As an artist, if you donate a gift from your inventory and if the gift’s fair market value (FMV) is more than its cost amount, you can designate any amount for the value of the donated property as long as it is:
• not greater than the FMV; and
• not less than the greater of:
o the amount of any advantage in respect of the gift; and
o the cost amount.

Use the amount you choose for the value of the gift as proceeds of disposition to determine your income. This amount will also be used to calculate the eligible amount of the gift, which you need to calculate the tax credit.

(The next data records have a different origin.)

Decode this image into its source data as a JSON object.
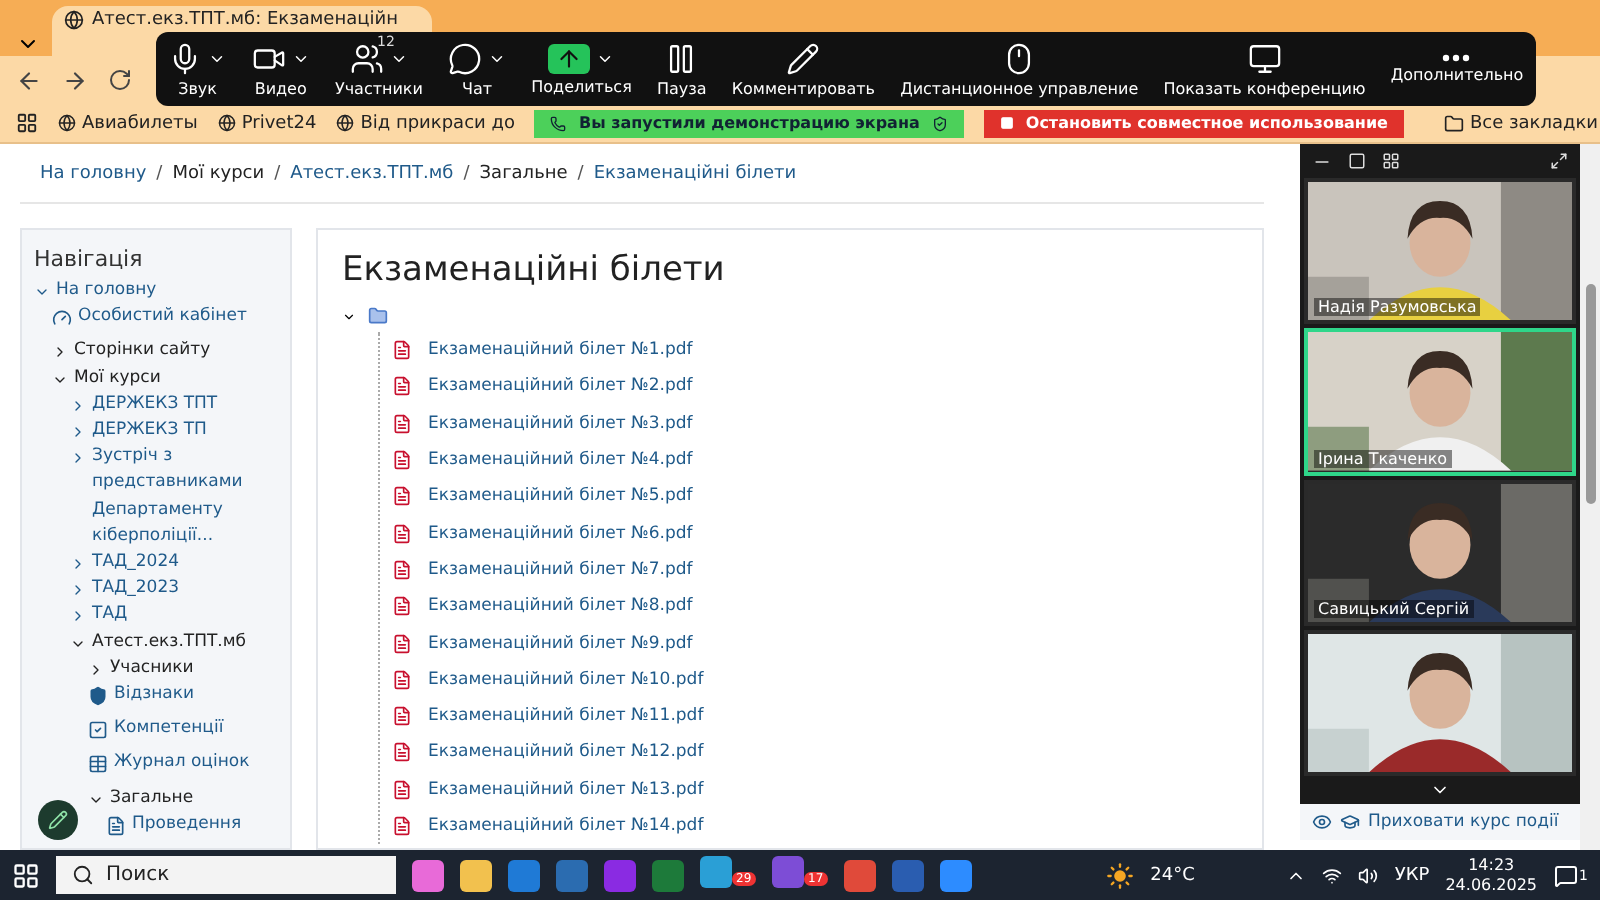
{
  "browser": {
    "tab_title": "Атест.екз.ТПТ.мб: Екзаменаційн",
    "bookmarks": [
      "Авиабилеты",
      "Privet24",
      "Від прикраси до"
    ],
    "all_bookmarks": "Все закладки"
  },
  "share_banner": {
    "status": "Вы запустили демонстрацию экрана",
    "stop": "Остановить совместное использование"
  },
  "meeting_toolbar": [
    {
      "kind": "mic",
      "label": "Звук",
      "menu": true
    },
    {
      "kind": "camera",
      "label": "Видео",
      "menu": true
    },
    {
      "kind": "people",
      "label": "Участники",
      "menu": true,
      "count": "12"
    },
    {
      "kind": "chat",
      "label": "Чат",
      "menu": true
    },
    {
      "kind": "share",
      "label": "Поделиться",
      "menu": true
    },
    {
      "kind": "pause",
      "label": "Пауза",
      "menu": false
    },
    {
      "kind": "pen",
      "label": "Комментировать",
      "menu": false
    },
    {
      "kind": "mouse",
      "label": "Дистанционное управление",
      "menu": false
    },
    {
      "kind": "monitor",
      "label": "Показать конференцию",
      "menu": false
    },
    {
      "kind": "more",
      "label": "Дополнительно",
      "menu": false
    }
  ],
  "breadcrumb": [
    {
      "label": "На головну",
      "link": true
    },
    {
      "separator": "/",
      "label": "Мої курси",
      "link": false
    },
    {
      "separator": "/",
      "label": "Атест.екз.ТПТ.мб",
      "link": true
    },
    {
      "separator": "/",
      "label": "Загальне",
      "link": false
    },
    {
      "separator": "/",
      "label": "Екзаменаційні білети",
      "link": true
    }
  ],
  "navigation": {
    "title": "Навігація",
    "items": [
      {
        "kind": "branch",
        "label": "На головну",
        "link": true,
        "expanded": true,
        "children": [
          {
            "kind": "dashboard",
            "label": "Особистий кабінет",
            "link": true
          },
          {
            "kind": "branch",
            "label": "Сторінки сайту",
            "link": false,
            "expanded": false
          },
          {
            "kind": "branch",
            "label": "Мої курси",
            "link": false,
            "expanded": true,
            "children": [
              {
                "kind": "branch",
                "label": "ДЕРЖЕКЗ ТПТ",
                "link": true,
                "expanded": false
              },
              {
                "kind": "branch",
                "label": "ДЕРЖЕКЗ ТП",
                "link": true,
                "expanded": false
              },
              {
                "kind": "branch",
                "label": "Зустріч з представниками Департаменту кіберполіції...",
                "link": true,
                "expanded": false
              },
              {
                "kind": "branch",
                "label": "ТАД_2024",
                "link": true,
                "expanded": false
              },
              {
                "kind": "branch",
                "label": "ТАД_2023",
                "link": true,
                "expanded": false
              },
              {
                "kind": "branch",
                "label": "ТАД",
                "link": true,
                "expanded": false
              },
              {
                "kind": "branch",
                "label": "Атест.екз.ТПТ.мб",
                "link": false,
                "expanded": true,
                "children": [
                  {
                    "kind": "branch",
                    "label": "Учасники",
                    "link": false,
                    "expanded": false
                  },
                  {
                    "kind": "badge",
                    "label": "Відзнаки",
                    "link": true
                  },
                  {
                    "kind": "check",
                    "label": "Компетенції",
                    "link": true
                  },
                  {
                    "kind": "table",
                    "label": "Журнал оцінок",
                    "link": true
                  },
                  {
                    "kind": "branch",
                    "label": "Загальне",
                    "link": false,
                    "expanded": true,
                    "children": [
                      {
                        "kind": "file",
                        "label": "Проведення",
                        "link": true
                      }
                    ]
                  }
                ]
              }
            ]
          }
        ]
      }
    ]
  },
  "content": {
    "title": "Екзаменаційні білети",
    "folder_expanded": true,
    "files": [
      "Екзаменаційний білет №1.pdf",
      "Екзаменаційний білет №2.pdf",
      "Екзаменаційний білет №3.pdf",
      "Екзаменаційний білет №4.pdf",
      "Екзаменаційний білет №5.pdf",
      "Екзаменаційний білет №6.pdf",
      "Екзаменаційний білет №7.pdf",
      "Екзаменаційний білет №8.pdf",
      "Екзаменаційний білет №9.pdf",
      "Екзаменаційний білет №10.pdf",
      "Екзаменаційний білет №11.pdf",
      "Екзаменаційний білет №12.pdf",
      "Екзаменаційний білет №13.pdf",
      "Екзаменаційний білет №14.pdf"
    ]
  },
  "video_panel": {
    "tiles": [
      {
        "name": "Надія Разумовська",
        "speaking": false
      },
      {
        "name": "Ірина Ткаченко",
        "speaking": true
      },
      {
        "name": "Савицький Сергій",
        "speaking": false
      },
      {
        "speaking": false
      }
    ]
  },
  "side_block": {
    "item": "Приховати курс події"
  },
  "taskbar": {
    "search": "Поиск",
    "badges": [
      {
        "count": "29"
      },
      {
        "count": "17"
      }
    ],
    "weather": "24°C",
    "language": "УКР",
    "time": "14:23",
    "date": "24.06.2025",
    "notifications": "1"
  }
}
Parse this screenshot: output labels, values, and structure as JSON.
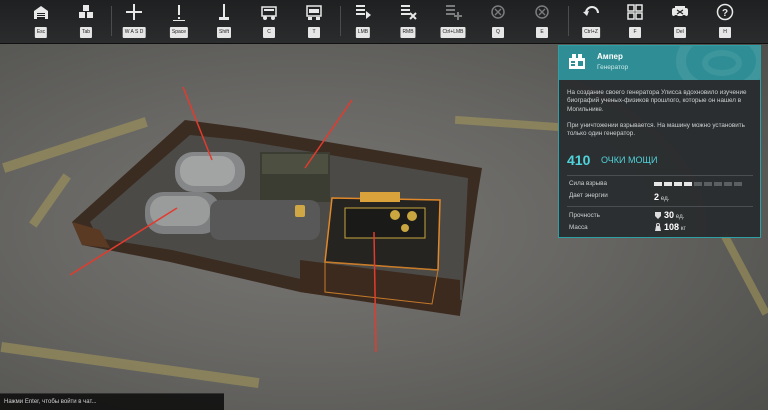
{
  "toolbar": {
    "items": [
      {
        "icon": "garage-icon",
        "key": "Esc"
      },
      {
        "icon": "parts-icon",
        "key": "Tab"
      },
      {
        "icon": "move-icon",
        "key": "W A S D"
      },
      {
        "icon": "warning-icon",
        "key": "Space"
      },
      {
        "icon": "antenna-icon",
        "key": "Shift"
      },
      {
        "icon": "paint-icon",
        "key": "C"
      },
      {
        "icon": "vehicle-icon",
        "key": "T"
      },
      {
        "icon": "select-icon",
        "key": "LMB"
      },
      {
        "icon": "remove-icon",
        "key": "RMB"
      },
      {
        "icon": "add-icon",
        "key": "Ctrl+LMB"
      },
      {
        "icon": "rotate-left-icon",
        "key": "Q"
      },
      {
        "icon": "rotate-right-icon",
        "key": "E"
      },
      {
        "icon": "undo-icon",
        "key": "Ctrl+Z"
      },
      {
        "icon": "layout-icon",
        "key": "F"
      },
      {
        "icon": "car-stats-icon",
        "key": "Del"
      },
      {
        "icon": "help-icon",
        "key": "H"
      }
    ]
  },
  "panel": {
    "name": "Ампер",
    "type": "Генератор",
    "description": "На создание своего генератора Улисса вдохновило изучение биографий ученых-физиков прошлого, которые он нашел в Могильнике.",
    "description2": "При уничтожении взрывается. На машину можно установить только один генератор.",
    "power_value": "410",
    "power_label": "ОЧКИ МОЩИ",
    "explosion_label": "Сила взрыва",
    "explosion_level": 0.4,
    "energy_label": "Дает энергии",
    "energy_value": "2",
    "energy_unit": "ед.",
    "durability_label": "Прочность",
    "durability_value": "30",
    "durability_unit": "ед.",
    "mass_label": "Масса",
    "mass_value": "108",
    "mass_unit": "кг",
    "accent_color": "#2f8e95"
  },
  "chat": {
    "prompt": "Нажми Enter, чтобы войти в чат..."
  }
}
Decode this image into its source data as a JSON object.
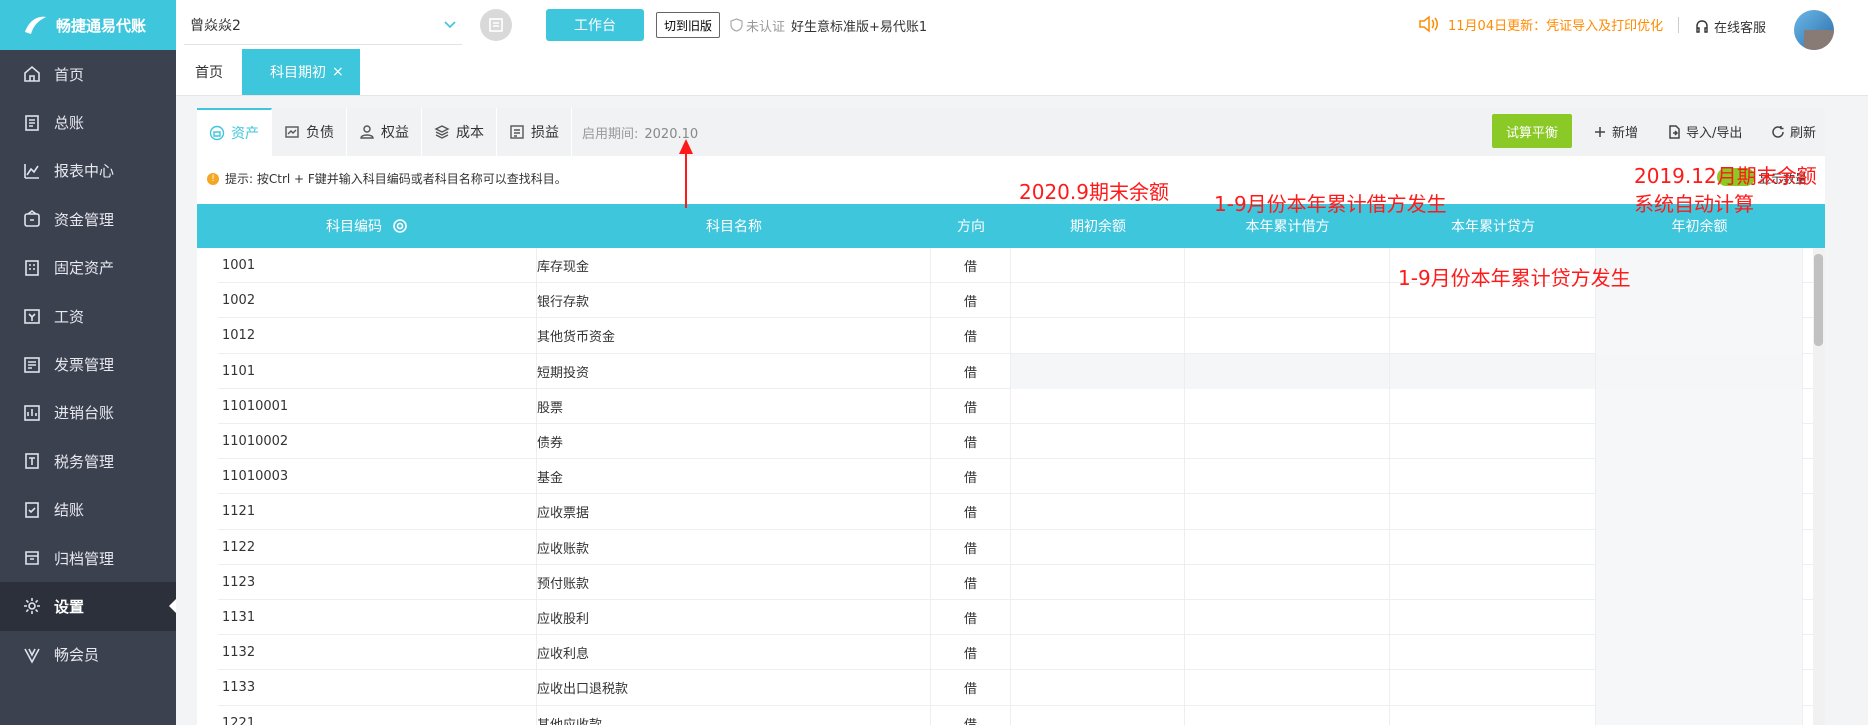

If, at the time you made the donation, the FMV is less than the cost amount, the proceeds of disposition must equal the FMV of the donated property. This amount will also be used to calculate the eligible amount of the gift, which you use to calculate the tax credit.

As an artist, you may donate a work of cultural property you created, from your inventory, to a designated institution or public authority. If you do this, and the Canadian Cultural Property Export Review Board (CCPERB) certifies the gift, we consider that you received proceeds of disposition equal to the greater of the cost amount of your gift and the amount of any advantage in respect of the gift. The amount that qualifies for the tax credit on certified cultural property will be based on the eligible amount of the gift, provided you meet all other requirements outlined in the section “Gifts of certified cultural property”.

Note
An artistic endeavour occurs when you are in the business of creating paintings, murals, original prints, drawings, sculptures, or similar works of art. An artistic endeavour does not include reproducing works of art.

When you calculate your income from an artistic endeavour, you can choose to value your ending inventory at nil. If you do this, we consider the cost amount of your gift to be nil. Your choice stays in effect for each following year, unless we allow you to change it. For more information, see Interpretation Bulletin IT-504, Visual Artists and Writers.

Are you an art or antiques dealer?

If you buy and sell art, antiques, rare books, or other cultural property as a business, and you donate one of these objects, we consider the objects as part of your inventory, not capital property or personal-use property. Therefore, we consider the proceeds to be business income based on the fair market value of the donated property at the time you donated it. You can claim a tax credit based on the eligible amount of the gift if it otherwise qualifies.

If your gift is from a private collection that you maintain apart from those works we consider to be your business inventory, the usual rules for donating capital property or personal-use property apply.”